He will not let your foot be moved; he who keeps you will not slumber. 4 Behold, he who keeps Israel will neither slumber nor sleep. —Psalm 121:3-4
Imagine an ancient band of weary travelers walking for miles with no GPS, roadside rest stops, or law enforcement to arrest bandits. What would they have worried about along the way? How would they have passed the long journey?
Now imagine that as they walked, they were singing from The Pilgrimage Songbook, a title given by biblical scholar Alec Motyer to the Songs of Ascent. These 15 Psalms (120-134) were “used annually by the travelling companies as they journeyed…to Jerusalem to keep the feasts of the Lord” (Alec Motyer, Psalms by the Day, 365). Ordered in five sets of three, each triad reminded the Israelites that amidst their problems, God was mighty to save, and they were secure in Him. Psalm 121 falls into the middle category, praising God’s power to keep His people secure.
I imagine frantic mothers trying to corral their children as they walked and sang, praying to Yahweh to keep them safe along the road–it’s the sort of prayer I’ve offered countless times at the start of a demanding trip. But this Psalm’s assurance goes far beyond the desire to avoid troubles in travel and even life.

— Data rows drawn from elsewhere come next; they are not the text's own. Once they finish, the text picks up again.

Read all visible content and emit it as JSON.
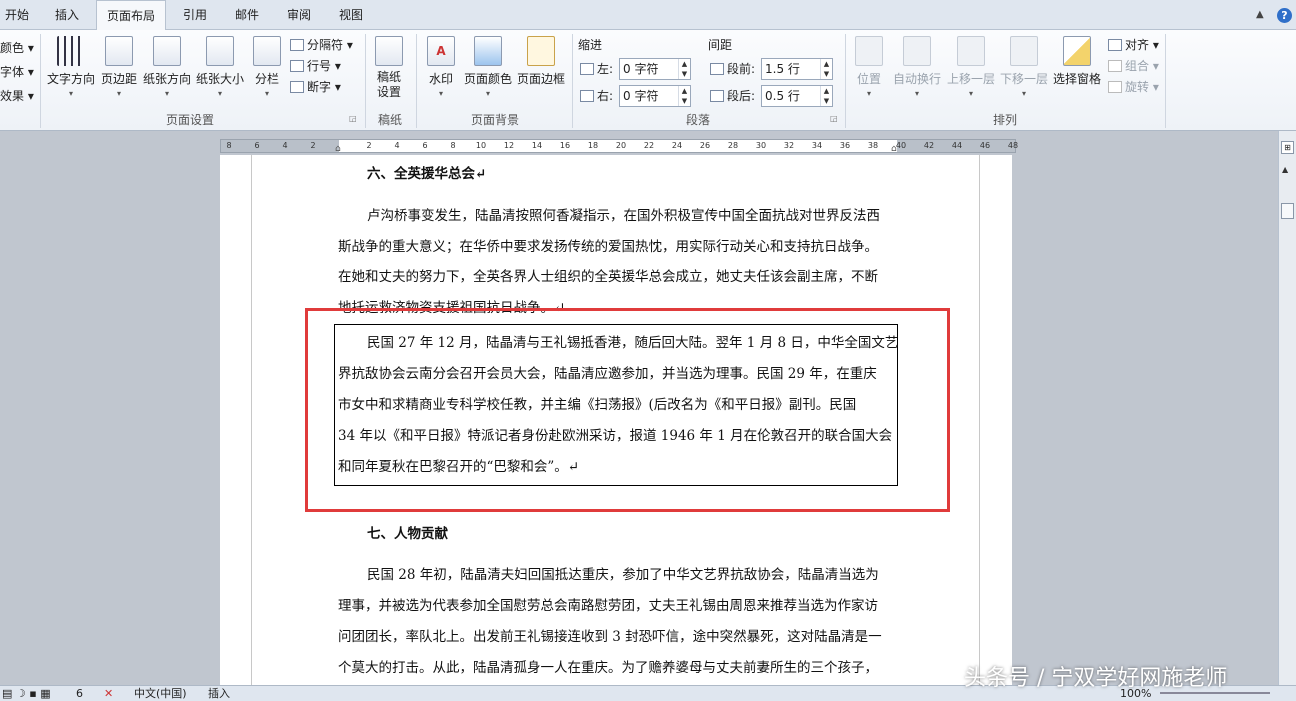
{
  "tabs": [
    "开始",
    "插入",
    "页面布局",
    "引用",
    "邮件",
    "审阅",
    "视图"
  ],
  "theme_items": [
    "颜色",
    "字体",
    "效果"
  ],
  "page_setup": {
    "buttons": [
      "文字方向",
      "页边距",
      "纸张方向",
      "纸张大小",
      "分栏"
    ],
    "small": [
      "分隔符",
      "行号",
      "断字"
    ],
    "label": "页面设置"
  },
  "draft": {
    "button": "稿纸\n设置",
    "label": "稿纸"
  },
  "background": {
    "buttons": [
      "水印",
      "页面颜色",
      "页面边框"
    ],
    "label": "页面背景"
  },
  "paragraph": {
    "indent_title": "缩进",
    "spacing_title": "间距",
    "left_label": "左:",
    "left_value": "0 字符",
    "right_label": "右:",
    "right_value": "0 字符",
    "before_label": "段前:",
    "before_value": "1.5 行",
    "after_label": "段后:",
    "after_value": "0.5 行",
    "label": "段落"
  },
  "arrange": {
    "buttons": [
      "位置",
      "自动换行",
      "上移一层",
      "下移一层",
      "选择窗格"
    ],
    "small": [
      "对齐",
      "组合",
      "旋转"
    ],
    "label": "排列"
  },
  "ruler_ticks": [
    "8",
    "6",
    "4",
    "2",
    "",
    "2",
    "4",
    "6",
    "8",
    "10",
    "12",
    "14",
    "16",
    "18",
    "20",
    "22",
    "24",
    "26",
    "28",
    "30",
    "32",
    "34",
    "36",
    "38",
    "40",
    "42",
    "44",
    "46",
    "48"
  ],
  "doc": {
    "h6": "六、全英援华总会↵",
    "p1": [
      "卢沟桥事变发生，陆晶清按照何香凝指示，在国外积极宣传中国全面抗战对世界反法西",
      "斯战争的重大意义；在华侨中要求发扬传统的爱国热忱，用实际行动关心和支持抗日战争。",
      "在她和丈夫的努力下，全英各界人士组织的全英援华总会成立，她丈夫任该会副主席，不断",
      "地托运救济物资支援祖国抗日战争。↵"
    ],
    "p2": [
      "民国 27 年 12 月，陆晶清与王礼锡抵香港，随后回大陆。翌年 1 月 8 日，中华全国文艺",
      "界抗敌协会云南分会召开会员大会，陆晶清应邀参加，并当选为理事。民国 29 年，在重庆",
      "市女中和求精商业专科学校任教，并主编《扫荡报》(后改名为《和平日报》副刊。民国",
      "34 年以《和平日报》特派记者身份赴欧洲采访，报道 1946 年 1 月在伦敦召开的联合国大会",
      "和同年夏秋在巴黎召开的“巴黎和会”。↵"
    ],
    "h7": "七、人物贡献",
    "p3": [
      "民国 28 年初，陆晶清夫妇回国抵达重庆，参加了中华文艺界抗敌协会，陆晶清当选为",
      "理事，并被选为代表参加全国慰劳总会南路慰劳团，丈夫王礼锡由周恩来推荐当选为作家访",
      "问团团长，率队北上。出发前王礼锡接连收到 3 封恐吓信，途中突然暴死，这对陆晶清是一",
      "个莫大的打击。从此，陆晶清孤身一人在重庆。为了赡养婆母与丈夫前妻所生的三个孩子，"
    ]
  },
  "status": {
    "page": "6",
    "lang": "中文(中国)",
    "mode": "插入",
    "zoom": "100%"
  },
  "watermark": "头条号 / 宁双学好网施老师"
}
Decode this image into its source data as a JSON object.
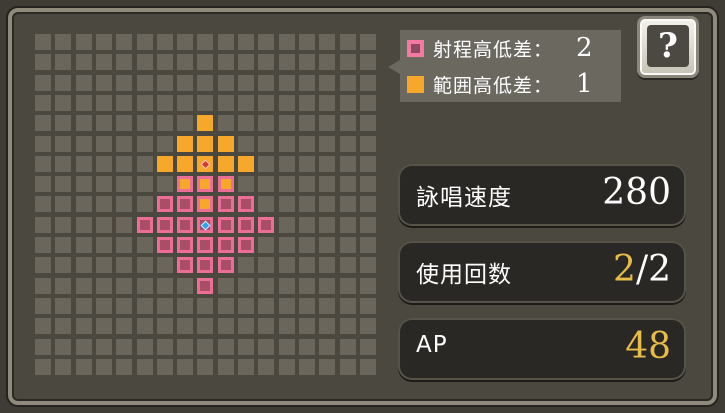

The “help” spoken of in verses one and two includes the “firm footing” of verse three–a stability that recalls God’s promise to settle His people in the land and to protect them from their enemies. We see with the help of Psalm 94 that this promise is for those who trust in the Lord, the God of Israel:
If the Lord had not been my help, my soul would soon have lived in the land of silence. 18 When I thought, “My foot slips,” your steadfast love, O Lord, held me up. (Psalm 94:17-18)
Verse three is one of those lines that too often gets taken out of context on refrigerator magnets: a hand-lettered “He will not let your foot be moved,” atop a drawing of some hiking boots. But this is not a promise that we will never turn our ankle as we traverse the uneven path of life. It’s a promise that we will ultimately not turn away from the Living God. This is not a promise that no one will ever be struck by robbers in the perilous hills, but that no one will finally be able to rob us of eternal life if we are secure in Christ. He said,
“My sheep hear my voice, and I know them, and they follow me. 28 I give them eternal life, and they will never perish, and no one will snatch them out of my hand. 29 My Father, who has given them to me, is greater than all, and no one is able to snatch them out of the Father’s hand.” (John 10:27-29)
We know from the rest of Scripture that God doesn’t promise to shield us from danger, tragedy, or even death (see Stephen, Paul, Peter, John, and everyone mentioned in Hebrews 11:35b-40, to name a few). But we are rock certain that, for those who belong to Jesus, He will keep us for His own in this life and for all eternity.
The psalmist encourages us that the maker of heaven and earth, the source of our help, never sleeps. The keeper of Israel is utterly unlike other gods, who are made by human hands and possess human weaknesses. Elijah mocked the prophets of Baal who couldn’t get a response from their god no matter what they did, even to the point of cutting themselves and drawing blood. He taunted them, saying, “Cry aloud, for he is a god. Either he is musing, or he is relieving himself, or he is on a journey, or perhaps he is asleep and must be awakened” (1 Kings 18:27b).
The keeper of Israel is all-powerful; He is void of weakness. That is why the Psalmist can declare with certainty: “He will not let your foot be moved.” God is able to secure His people from traps and snares along the road to Jerusalem. But more importantly, he is able to secure us from falling irretrievably into temptation and sin (1 Corinthians 10:13).
A wealthy man keeps his art collection secure. This is the keeping of protection. A ship’s captain keeps his vessel on course. This is the keeping of guidance. A mother keeps her children well-fed and warm. This is the keeping of nurture. A father keeps his children in the study of the Scriptures. This is the keeping of instruction. All such keeping points faintly at what’s included in the repetitions of God’s perfect keeping of His people in Psalm 121. His keeping flows from His all-knowing, all-wise, all-powerful sovereignty over our lives.
Six times this Psalm repeats the idea that God will keep His people. If you belong to Him by faith, He will preserve you, hold you, and guard you, for you are His possession. We are secure in Him, but the primary focus isn’t protection from close-at-hand harm, but deliverance from faith-ending evil. This is the keeping Jude celebrates in his doxology. May we sing with him and all the pilgrims who have gone before,
…to him who is able to keep you from stumbling and to present you blameless before the presence of his glory with great joy, to the only God, our Savior, through Jesus Christ our Lord, be glory, majesty, dominion, and authority, before all time and now and forever. Amen. (Jude 24)
What near-at-hand troubles are causing you anxiety or worry?
As you pray for relief, ask God for wisdom, endurance, and hope for the healing and restoration He has promised at the last day. Ask Him to increase your longing for His appearing.
Look for opportunities to encourage other believers with the knowledge that God never sleeps and always keeps His children